- _Available records_

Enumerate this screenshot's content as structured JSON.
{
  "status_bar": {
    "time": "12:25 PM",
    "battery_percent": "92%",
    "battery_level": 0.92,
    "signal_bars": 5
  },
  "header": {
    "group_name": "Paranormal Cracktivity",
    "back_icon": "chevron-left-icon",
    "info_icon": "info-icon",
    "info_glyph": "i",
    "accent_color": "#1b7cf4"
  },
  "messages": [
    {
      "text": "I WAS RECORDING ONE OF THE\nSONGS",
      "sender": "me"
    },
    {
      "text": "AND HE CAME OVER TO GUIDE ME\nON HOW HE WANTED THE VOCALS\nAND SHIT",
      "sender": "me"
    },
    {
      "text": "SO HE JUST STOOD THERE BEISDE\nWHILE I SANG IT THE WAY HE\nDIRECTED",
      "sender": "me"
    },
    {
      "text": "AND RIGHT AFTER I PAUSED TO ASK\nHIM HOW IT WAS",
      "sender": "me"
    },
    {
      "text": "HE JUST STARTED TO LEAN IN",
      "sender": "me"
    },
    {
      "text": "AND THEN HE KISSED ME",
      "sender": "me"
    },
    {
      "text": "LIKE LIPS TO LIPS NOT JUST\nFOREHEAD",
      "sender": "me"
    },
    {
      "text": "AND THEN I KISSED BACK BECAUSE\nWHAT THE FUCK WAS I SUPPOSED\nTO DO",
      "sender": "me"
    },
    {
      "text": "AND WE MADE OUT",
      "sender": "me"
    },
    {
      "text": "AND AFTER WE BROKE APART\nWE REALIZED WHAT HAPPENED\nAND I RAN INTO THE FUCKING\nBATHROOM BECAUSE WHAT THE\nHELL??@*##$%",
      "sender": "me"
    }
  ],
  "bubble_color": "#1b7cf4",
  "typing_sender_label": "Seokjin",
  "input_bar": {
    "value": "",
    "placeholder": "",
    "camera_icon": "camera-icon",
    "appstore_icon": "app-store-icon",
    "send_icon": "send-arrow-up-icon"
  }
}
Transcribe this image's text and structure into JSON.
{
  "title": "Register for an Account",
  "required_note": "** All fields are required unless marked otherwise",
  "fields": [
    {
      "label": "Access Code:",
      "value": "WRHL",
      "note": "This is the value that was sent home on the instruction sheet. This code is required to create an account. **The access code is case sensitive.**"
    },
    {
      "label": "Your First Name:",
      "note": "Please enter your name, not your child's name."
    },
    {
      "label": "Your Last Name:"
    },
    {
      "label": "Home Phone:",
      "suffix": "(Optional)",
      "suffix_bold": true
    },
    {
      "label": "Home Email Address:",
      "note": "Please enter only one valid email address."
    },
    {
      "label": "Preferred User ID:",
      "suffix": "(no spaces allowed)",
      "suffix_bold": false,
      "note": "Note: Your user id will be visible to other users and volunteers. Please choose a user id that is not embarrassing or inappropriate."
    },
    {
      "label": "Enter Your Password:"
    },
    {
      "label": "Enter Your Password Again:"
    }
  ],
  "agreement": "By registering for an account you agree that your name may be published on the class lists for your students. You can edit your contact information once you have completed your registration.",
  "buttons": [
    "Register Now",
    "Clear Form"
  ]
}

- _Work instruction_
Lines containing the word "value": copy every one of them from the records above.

- _Response to this task_
    "value": "",
      "value": "WRHL",
      "note": "This is the value that was sent home on the instruction sheet. This code is required to create an account. **The access code is case sensitive.**"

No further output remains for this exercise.